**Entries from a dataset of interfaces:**
+++

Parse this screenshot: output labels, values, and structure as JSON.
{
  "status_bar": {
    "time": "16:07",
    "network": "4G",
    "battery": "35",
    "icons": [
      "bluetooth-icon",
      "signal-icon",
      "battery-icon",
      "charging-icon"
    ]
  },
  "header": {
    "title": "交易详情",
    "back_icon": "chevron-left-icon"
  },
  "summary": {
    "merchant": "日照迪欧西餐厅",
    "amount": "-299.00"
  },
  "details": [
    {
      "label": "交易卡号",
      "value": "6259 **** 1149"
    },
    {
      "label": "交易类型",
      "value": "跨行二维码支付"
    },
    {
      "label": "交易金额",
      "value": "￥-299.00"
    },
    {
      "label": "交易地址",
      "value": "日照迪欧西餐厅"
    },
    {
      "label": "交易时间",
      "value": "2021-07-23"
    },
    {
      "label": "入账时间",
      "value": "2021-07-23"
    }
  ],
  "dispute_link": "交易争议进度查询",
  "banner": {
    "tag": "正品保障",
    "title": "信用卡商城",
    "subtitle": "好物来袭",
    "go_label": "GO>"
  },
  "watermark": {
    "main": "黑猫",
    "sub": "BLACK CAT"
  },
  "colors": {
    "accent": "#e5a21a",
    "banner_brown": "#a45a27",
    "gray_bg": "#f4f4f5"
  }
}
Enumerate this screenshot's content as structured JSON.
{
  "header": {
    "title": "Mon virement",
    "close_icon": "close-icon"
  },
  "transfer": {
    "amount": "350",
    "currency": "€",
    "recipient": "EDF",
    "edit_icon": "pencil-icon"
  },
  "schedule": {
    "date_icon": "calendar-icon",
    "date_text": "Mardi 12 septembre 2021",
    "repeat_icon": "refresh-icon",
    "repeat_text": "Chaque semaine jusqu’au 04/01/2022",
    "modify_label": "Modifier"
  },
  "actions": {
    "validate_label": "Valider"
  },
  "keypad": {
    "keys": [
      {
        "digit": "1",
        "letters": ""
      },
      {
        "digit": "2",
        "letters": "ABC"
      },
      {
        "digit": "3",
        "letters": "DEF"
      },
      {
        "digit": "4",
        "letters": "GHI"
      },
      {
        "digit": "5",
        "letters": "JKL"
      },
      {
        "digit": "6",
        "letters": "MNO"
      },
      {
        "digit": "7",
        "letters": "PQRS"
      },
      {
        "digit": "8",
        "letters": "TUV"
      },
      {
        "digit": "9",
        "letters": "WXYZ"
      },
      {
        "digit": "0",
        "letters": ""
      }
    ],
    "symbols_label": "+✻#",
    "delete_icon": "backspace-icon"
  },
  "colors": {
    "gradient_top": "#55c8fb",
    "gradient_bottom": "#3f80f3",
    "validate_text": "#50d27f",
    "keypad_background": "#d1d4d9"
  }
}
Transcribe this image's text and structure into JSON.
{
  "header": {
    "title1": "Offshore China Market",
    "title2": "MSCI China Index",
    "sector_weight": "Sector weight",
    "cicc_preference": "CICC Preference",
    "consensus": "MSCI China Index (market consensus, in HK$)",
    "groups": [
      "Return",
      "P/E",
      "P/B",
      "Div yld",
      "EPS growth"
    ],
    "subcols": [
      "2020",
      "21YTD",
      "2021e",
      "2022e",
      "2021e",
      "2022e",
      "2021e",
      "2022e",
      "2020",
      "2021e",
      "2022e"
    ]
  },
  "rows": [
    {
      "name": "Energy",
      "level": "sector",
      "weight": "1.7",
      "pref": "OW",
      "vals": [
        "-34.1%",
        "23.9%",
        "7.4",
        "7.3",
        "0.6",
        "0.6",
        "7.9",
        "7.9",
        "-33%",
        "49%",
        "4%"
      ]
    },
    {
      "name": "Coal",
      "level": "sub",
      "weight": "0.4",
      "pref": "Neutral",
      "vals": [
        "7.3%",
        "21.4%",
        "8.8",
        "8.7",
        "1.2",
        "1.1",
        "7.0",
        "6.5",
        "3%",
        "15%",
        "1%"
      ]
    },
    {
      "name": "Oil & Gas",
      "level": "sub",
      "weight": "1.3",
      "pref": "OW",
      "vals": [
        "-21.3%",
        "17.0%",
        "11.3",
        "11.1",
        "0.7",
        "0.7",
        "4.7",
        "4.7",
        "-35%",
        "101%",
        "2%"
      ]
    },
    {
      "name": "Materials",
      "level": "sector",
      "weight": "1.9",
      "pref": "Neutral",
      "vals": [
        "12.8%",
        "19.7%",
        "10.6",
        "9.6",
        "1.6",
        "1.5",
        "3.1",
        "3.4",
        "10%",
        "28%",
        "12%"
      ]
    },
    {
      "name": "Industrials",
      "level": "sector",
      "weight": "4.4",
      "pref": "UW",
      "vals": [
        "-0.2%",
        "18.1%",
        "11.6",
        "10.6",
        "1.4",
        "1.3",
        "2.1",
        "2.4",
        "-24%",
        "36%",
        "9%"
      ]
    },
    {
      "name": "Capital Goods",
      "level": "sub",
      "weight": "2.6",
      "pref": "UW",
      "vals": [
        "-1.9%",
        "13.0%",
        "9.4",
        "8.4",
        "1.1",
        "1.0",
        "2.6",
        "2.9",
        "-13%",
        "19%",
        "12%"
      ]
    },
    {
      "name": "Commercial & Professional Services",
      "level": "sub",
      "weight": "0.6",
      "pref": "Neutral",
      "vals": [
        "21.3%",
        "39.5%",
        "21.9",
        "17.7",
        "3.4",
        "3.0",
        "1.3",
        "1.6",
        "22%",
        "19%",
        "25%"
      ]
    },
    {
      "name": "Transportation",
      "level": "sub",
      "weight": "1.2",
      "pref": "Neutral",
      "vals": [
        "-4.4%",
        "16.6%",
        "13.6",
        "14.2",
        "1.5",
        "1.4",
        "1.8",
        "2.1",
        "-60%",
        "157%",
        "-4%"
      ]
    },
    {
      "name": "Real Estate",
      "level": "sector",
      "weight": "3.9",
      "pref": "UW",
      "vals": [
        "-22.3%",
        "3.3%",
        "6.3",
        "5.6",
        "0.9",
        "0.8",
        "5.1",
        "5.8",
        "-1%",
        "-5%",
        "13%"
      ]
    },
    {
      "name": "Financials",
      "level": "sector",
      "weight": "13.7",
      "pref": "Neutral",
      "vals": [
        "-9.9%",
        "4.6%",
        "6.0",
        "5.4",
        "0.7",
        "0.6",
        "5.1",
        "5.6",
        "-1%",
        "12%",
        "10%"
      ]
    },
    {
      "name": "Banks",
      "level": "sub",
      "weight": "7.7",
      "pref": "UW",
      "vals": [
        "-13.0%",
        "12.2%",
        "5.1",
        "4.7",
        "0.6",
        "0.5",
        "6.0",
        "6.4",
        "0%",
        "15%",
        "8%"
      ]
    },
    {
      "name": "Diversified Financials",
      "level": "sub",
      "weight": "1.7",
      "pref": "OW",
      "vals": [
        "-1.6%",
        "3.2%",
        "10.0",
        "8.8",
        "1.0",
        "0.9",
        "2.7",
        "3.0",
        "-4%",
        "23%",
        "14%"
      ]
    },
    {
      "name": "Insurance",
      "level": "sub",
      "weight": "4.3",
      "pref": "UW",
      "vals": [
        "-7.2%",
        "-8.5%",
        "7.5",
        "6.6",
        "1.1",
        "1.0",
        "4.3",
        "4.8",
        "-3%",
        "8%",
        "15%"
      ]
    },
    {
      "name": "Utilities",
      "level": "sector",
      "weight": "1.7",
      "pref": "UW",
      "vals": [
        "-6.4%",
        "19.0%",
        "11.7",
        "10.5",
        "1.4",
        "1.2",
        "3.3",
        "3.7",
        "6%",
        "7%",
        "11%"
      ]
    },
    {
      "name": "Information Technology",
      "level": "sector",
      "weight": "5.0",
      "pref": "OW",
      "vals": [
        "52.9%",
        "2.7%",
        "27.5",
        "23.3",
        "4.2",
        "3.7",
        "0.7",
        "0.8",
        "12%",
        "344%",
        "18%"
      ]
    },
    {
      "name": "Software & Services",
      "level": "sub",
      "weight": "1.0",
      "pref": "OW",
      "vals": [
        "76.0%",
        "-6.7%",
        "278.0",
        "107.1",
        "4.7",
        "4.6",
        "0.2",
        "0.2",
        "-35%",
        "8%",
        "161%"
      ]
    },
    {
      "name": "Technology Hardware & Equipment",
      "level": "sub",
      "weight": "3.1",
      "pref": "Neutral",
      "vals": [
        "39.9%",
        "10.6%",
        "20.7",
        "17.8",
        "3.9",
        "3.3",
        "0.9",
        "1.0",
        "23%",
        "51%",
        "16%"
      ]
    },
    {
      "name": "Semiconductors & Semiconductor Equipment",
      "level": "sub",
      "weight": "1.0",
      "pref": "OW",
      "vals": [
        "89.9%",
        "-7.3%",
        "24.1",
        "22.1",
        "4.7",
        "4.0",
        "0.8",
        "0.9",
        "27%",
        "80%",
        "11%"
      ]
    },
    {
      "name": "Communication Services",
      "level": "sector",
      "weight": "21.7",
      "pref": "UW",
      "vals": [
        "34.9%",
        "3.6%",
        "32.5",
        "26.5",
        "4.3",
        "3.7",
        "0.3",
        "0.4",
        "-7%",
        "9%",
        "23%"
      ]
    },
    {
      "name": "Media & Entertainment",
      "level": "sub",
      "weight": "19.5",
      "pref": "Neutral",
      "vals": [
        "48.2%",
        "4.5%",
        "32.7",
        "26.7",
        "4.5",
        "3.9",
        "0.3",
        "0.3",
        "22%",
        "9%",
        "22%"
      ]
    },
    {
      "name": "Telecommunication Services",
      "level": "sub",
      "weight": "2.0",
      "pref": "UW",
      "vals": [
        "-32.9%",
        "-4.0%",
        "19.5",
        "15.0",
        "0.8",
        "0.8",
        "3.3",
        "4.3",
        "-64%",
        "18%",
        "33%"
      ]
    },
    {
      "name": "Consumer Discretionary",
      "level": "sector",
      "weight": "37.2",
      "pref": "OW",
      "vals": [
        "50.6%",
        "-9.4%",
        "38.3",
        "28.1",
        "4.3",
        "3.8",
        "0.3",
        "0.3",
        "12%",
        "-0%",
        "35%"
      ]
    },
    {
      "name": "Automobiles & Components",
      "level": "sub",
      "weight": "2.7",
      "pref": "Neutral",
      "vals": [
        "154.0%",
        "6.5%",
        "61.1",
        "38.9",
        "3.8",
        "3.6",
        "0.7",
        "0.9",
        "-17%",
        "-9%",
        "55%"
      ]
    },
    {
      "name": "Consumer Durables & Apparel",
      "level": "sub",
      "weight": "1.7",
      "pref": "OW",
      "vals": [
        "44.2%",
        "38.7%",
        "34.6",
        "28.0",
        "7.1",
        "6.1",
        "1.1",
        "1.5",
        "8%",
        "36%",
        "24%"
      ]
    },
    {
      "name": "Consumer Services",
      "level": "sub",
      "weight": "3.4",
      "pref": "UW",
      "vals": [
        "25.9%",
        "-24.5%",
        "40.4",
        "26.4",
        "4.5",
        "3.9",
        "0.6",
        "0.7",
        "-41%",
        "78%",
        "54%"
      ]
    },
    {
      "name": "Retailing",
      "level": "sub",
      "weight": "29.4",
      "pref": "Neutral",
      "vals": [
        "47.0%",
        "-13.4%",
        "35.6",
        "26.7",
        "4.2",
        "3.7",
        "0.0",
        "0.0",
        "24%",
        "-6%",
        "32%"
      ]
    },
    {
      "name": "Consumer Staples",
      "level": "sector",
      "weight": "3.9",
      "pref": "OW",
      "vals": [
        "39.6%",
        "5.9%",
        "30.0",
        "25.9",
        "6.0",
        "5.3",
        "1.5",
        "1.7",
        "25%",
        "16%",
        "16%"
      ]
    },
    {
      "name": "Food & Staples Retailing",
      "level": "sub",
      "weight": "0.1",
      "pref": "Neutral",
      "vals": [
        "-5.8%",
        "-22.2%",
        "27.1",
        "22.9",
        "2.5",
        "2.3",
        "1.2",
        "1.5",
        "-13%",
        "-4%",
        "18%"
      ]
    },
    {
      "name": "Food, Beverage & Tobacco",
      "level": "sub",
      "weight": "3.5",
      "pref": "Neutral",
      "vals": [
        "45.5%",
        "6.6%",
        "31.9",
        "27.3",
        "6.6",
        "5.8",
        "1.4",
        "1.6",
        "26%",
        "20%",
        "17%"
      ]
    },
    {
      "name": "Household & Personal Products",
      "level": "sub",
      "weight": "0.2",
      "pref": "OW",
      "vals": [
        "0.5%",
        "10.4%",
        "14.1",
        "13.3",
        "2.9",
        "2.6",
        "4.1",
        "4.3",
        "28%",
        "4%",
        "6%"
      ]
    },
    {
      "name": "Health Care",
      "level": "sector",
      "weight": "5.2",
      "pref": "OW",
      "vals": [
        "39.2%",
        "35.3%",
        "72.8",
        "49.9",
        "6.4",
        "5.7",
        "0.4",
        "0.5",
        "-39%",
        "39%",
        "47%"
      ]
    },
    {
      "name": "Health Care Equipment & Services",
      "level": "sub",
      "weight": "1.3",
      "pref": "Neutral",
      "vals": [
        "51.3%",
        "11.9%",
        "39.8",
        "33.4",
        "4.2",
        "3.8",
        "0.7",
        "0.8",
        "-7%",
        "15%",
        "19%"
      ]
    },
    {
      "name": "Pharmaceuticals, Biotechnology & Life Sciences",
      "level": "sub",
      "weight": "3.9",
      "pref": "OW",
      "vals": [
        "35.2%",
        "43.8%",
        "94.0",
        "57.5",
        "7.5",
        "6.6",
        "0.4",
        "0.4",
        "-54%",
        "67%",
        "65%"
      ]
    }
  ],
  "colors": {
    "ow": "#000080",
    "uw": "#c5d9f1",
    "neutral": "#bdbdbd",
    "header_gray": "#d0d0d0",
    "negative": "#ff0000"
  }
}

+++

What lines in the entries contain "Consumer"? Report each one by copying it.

**Written answer:**
      "name": "Consumer Discretionary",
      "name": "Consumer Durables & Apparel",
      "name": "Consumer Services",
      "name": "Consumer Staples",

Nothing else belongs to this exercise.